Lending to corporations and households in Hungary continued to deteriorate in the fourth quarter of the year, survey results released by the Magyar Nemzeti Bank on February 26 showed. However, offering a brighter note, credit to SMEs grew 3.6%.
The ongoing drop in bank lending will be a disappointment to the government and central bank, both of which have been working hard – wielding both carrot and stick - to revive credit to an economy that is showing signs of slowing growth. The banks have remained wary, having been battered by policymaking since Fidesz took power in 2010. Lending has dropped to around 50% of GDP in recent years, compared with levels of over 70% pre-2008 crisis.
The overall corporate lending portfolio of Hungary's banks dropped 6.7%, or by HUF50bn, in October-December, according to the MNB's quarterly ‘Trends in Lending’ survey. The household lending portfolio contracted 15.1% in annual terms, a drop of HUF111bn.
It's a sensitive issue for the central bank, which has been forced to step in with cheap credit to the banks to pass on to borrowers in recent years. In the survey, the MNB is keen to point out that "corporate lending growth was also influenced by one-off items and the base effect. After adjusting for these, the corporate loan portfolio's rate of decline is lower, at 2%."
The annual drop in corporate lending accelerated to 12% in December from 5.3% in November. Total stock sat at HUF5.95tn at the end of 2015. Overall loans to households fell 12.5% y/y to HUF5.89tn (€18.9bn) in December.
Particularly disappointing for the authorities is that corporate lending is still to gain any traction in the year or so since Budapest signed a peace deal with the banking sector. However, as the increase in SME lending suggests, the situation does appear to be changing slowly.
The key, suggest bankers, is that the vulnerability of the economy to external shocks – which was amongst the highest in Europe in 2010 – has now been vastly reduced. The pain inflicted on the banks helped Budapest reduce the deficit and state debt. That has lenders now growing in confidence that the government means it when it says it will cut them some slack.
"We are a bank, we want to make money, so are very keen to start lending again," the head of research at one of Hungary's biggest banks tells bne IntelliNews. However, lenders claim there is simply little demand for credit.
In a move the analyst calls a "political necessity," until recently the MNB and government has been rejecting that claim, insisting that the banks should work to start lending again.
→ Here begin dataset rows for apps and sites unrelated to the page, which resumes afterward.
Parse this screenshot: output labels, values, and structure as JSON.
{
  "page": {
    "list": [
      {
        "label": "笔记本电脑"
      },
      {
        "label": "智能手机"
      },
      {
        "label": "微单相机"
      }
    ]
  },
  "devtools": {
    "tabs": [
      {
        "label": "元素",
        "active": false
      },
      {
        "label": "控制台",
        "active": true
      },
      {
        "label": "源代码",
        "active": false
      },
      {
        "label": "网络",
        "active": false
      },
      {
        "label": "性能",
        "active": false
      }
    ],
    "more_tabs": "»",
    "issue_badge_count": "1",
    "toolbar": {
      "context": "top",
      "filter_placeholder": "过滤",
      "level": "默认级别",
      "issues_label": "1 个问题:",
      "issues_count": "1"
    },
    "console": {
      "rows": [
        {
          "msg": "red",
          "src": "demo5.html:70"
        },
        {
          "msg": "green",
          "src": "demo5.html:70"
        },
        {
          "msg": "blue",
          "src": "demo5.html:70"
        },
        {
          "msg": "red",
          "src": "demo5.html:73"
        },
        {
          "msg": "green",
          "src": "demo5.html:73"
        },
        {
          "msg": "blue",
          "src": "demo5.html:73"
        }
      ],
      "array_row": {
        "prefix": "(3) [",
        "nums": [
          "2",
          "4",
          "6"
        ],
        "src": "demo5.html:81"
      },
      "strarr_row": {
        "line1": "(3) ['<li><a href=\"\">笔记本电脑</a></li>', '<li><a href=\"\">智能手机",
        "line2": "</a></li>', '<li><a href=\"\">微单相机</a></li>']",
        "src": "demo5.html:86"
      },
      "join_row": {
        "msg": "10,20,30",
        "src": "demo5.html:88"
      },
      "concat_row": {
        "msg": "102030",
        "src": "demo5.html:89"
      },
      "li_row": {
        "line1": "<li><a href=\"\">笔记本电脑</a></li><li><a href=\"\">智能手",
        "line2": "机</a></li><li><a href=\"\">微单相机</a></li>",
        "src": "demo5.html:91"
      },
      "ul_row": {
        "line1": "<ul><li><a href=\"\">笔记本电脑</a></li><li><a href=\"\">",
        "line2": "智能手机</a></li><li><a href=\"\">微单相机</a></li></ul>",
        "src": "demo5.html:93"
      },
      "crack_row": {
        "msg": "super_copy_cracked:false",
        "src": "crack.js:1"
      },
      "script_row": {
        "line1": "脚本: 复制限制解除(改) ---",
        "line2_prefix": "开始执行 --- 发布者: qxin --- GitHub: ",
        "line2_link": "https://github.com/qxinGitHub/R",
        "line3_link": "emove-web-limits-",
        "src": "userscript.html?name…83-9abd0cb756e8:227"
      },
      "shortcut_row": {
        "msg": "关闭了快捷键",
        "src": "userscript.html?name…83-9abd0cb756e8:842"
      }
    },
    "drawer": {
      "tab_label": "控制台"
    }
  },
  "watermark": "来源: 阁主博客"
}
However, that view appears to be abating, with both the banks and the MNB appearing to agree that relations are on the mend again.
"The banks are in a much better position now, they're cleaned up and ready to lend," Marton Nagy, vice governor at the MNB, tells bne IntelliNews. "However, the large corporates are all cash rich right and can fund investment."
On the other hand, there is a "big push in demand from SMEs" he notes with evident satisfaction. "The MNB is much happier now with the state of bank lending and with SMEs leading the way," he claims.
"The banks participating in the survey reported an increase in credit demand for long-term loans," the notes accompanying the survey point outs. That "may be followed by a pick-up in demand for short-term loans as well."
The survey predicts that is set to continue, albeit with the central bank's Funding for Growth scheme still playing a leading role for the meantime. The document notes "[s]ignificant growth potential in SME lending in 2016 in line with the MNB’s expectations".